An inaccessible justice system denies justice. In this technological age, we need to explore ways to use technology to make the system more user friendly. Statewide implementation of electronic filing is vital. The judicial branch needs to collaborate with local stakeholders about barriers to accessing the courts while keeping in mind the critical need for lawyers to be counselors at law. The stakeholders need to evaluate ways to utilize better mediation and methods of alternative dispute resolution.
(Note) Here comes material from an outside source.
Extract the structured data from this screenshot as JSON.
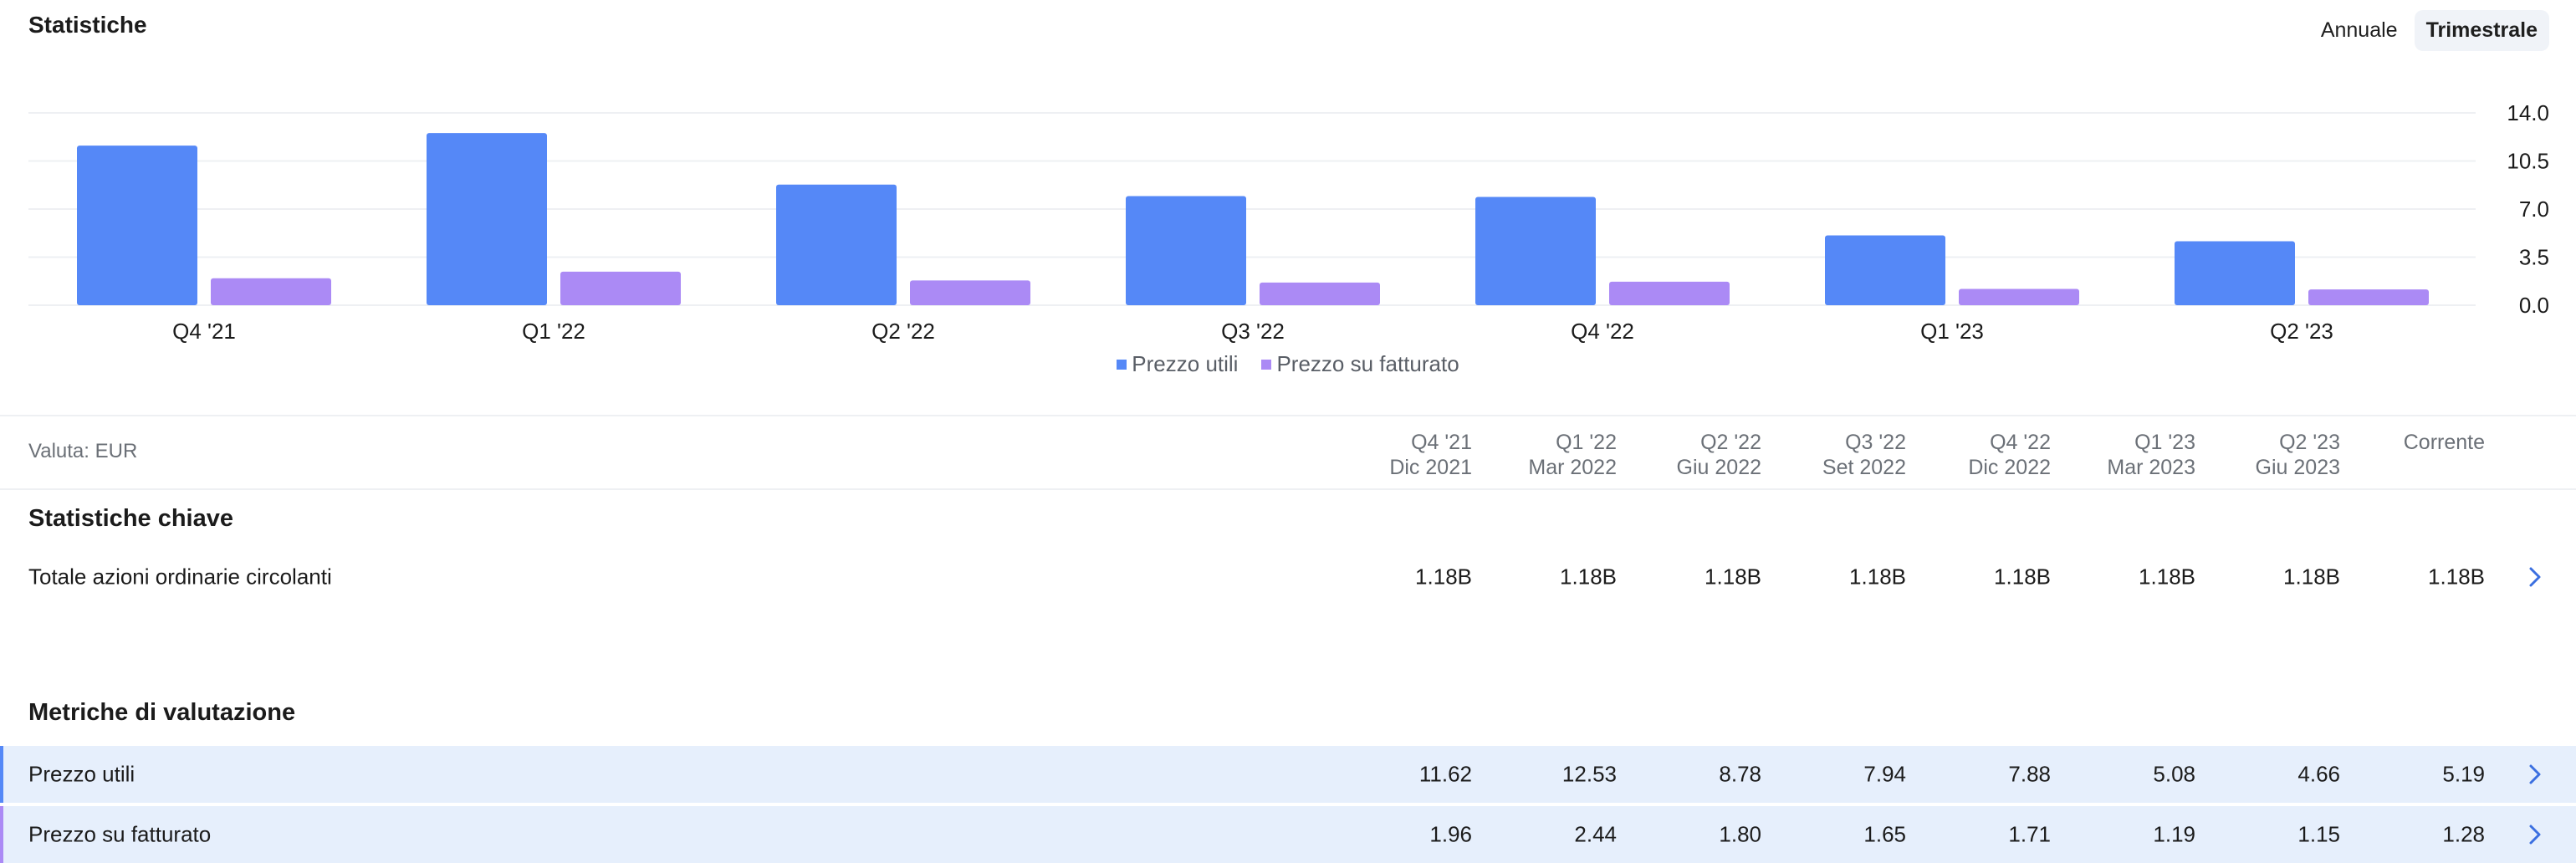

Statewide implementation of electronic filing should make the justice system more accessible to all.
Are there any lawyers or judges, either ones you’ve worked with personally or whose work you admire, who have especially influenced your views on how to be a good judge?
As a Boy Scout working toward my Eagle rank, I was encouraged to consider the law as a career by Judge Ed Washington. In my early legal career I was mentored at the Van Winkle Law Firm by O.E. Starnes, Roy Davis, Larry McDevitt, and Alfred Adams. When I became a litigator I had two great examples of trial judges: Franklin Dupree and Earl Britt. When I was first elected to the Supreme Court, I was fortunate to work with former Chief Justice I. Beverly Lake, Jr. I also admire the dedication and ongoing contributions to the legal profession of former Chief Justice Rhoda Billings.
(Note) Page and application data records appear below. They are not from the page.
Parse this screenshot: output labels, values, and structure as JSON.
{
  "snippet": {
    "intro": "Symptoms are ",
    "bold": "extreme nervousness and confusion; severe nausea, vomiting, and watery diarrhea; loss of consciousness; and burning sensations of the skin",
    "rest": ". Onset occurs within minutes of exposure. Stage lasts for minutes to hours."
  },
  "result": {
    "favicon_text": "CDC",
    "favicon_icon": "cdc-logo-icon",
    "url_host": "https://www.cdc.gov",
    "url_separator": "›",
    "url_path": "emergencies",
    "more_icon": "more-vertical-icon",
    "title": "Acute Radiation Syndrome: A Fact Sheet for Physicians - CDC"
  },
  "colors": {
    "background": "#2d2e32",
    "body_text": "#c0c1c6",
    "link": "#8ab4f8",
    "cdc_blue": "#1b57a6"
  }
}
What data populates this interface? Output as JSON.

What would you consider to be your proudest day or moment of your career to date?
As the first lawyer in my family, I never had any idea I would one day serve on the State’s highest court. I am truly blessed to have served as a justice for 16 years. During my practice years, my proudest moment was the recovery of North Carolina’s original copy of the Bill of Rights. In 2003, as an Assistant United States Attorney, I led the recovery of the document which had been stolen in 1865 by a Union Soldier. The Bill of Rights was very important to North Carolina as it was the only state to refuse to ratify the US Constitution without a Bill of Rights. I coordinated the undercover sting operation which resulted in its recovery. The document now resides in the State’s Archives for all North Carolinians to enjoy.
Is there anything we didn’t ask you about that you think it would be good for voters to know to help them make their decision?
I take very seriously the importance of public service. I strive to leave our justice system better than I found it. Since being first elected to the Supreme Court in 2004, I have emphasized civic education about our foundational principles and the distinct role of the Judicial Branch. I’ve mentored numerous law students through my internship program at the Supreme Court and through teaching at Campbell Law School. I frequently judge various moot court and mock trial events. I speak to judges from around the world about the American legal system through the Open World Program, sponsored by the Library of Congress. As an Eagle Scout, I serve the Boy Scouts in numerous ways and have received the National Distinguished Eagle Award because of my service to scouting and the public. I received the Heroism Award for rescuing nine people from a riptide.
I have been married to Macon Tucker Newby (UNC Law 1982) since 1983, and we have four children. We attend Christ Baptist Church where I have served as an Elder and Sunday School teacher. I was born in Asheboro and grew up in Jamestown (Guilford County). My mother was a school teacher; my father was a printer. I graduated from Duke (1977) and UNC Law (1980). I am honored to have served on the Supreme Court for the past 16 years. I ask for your support of my candidacy for Chief Justice. Please visit my website at www.paulnewby.com.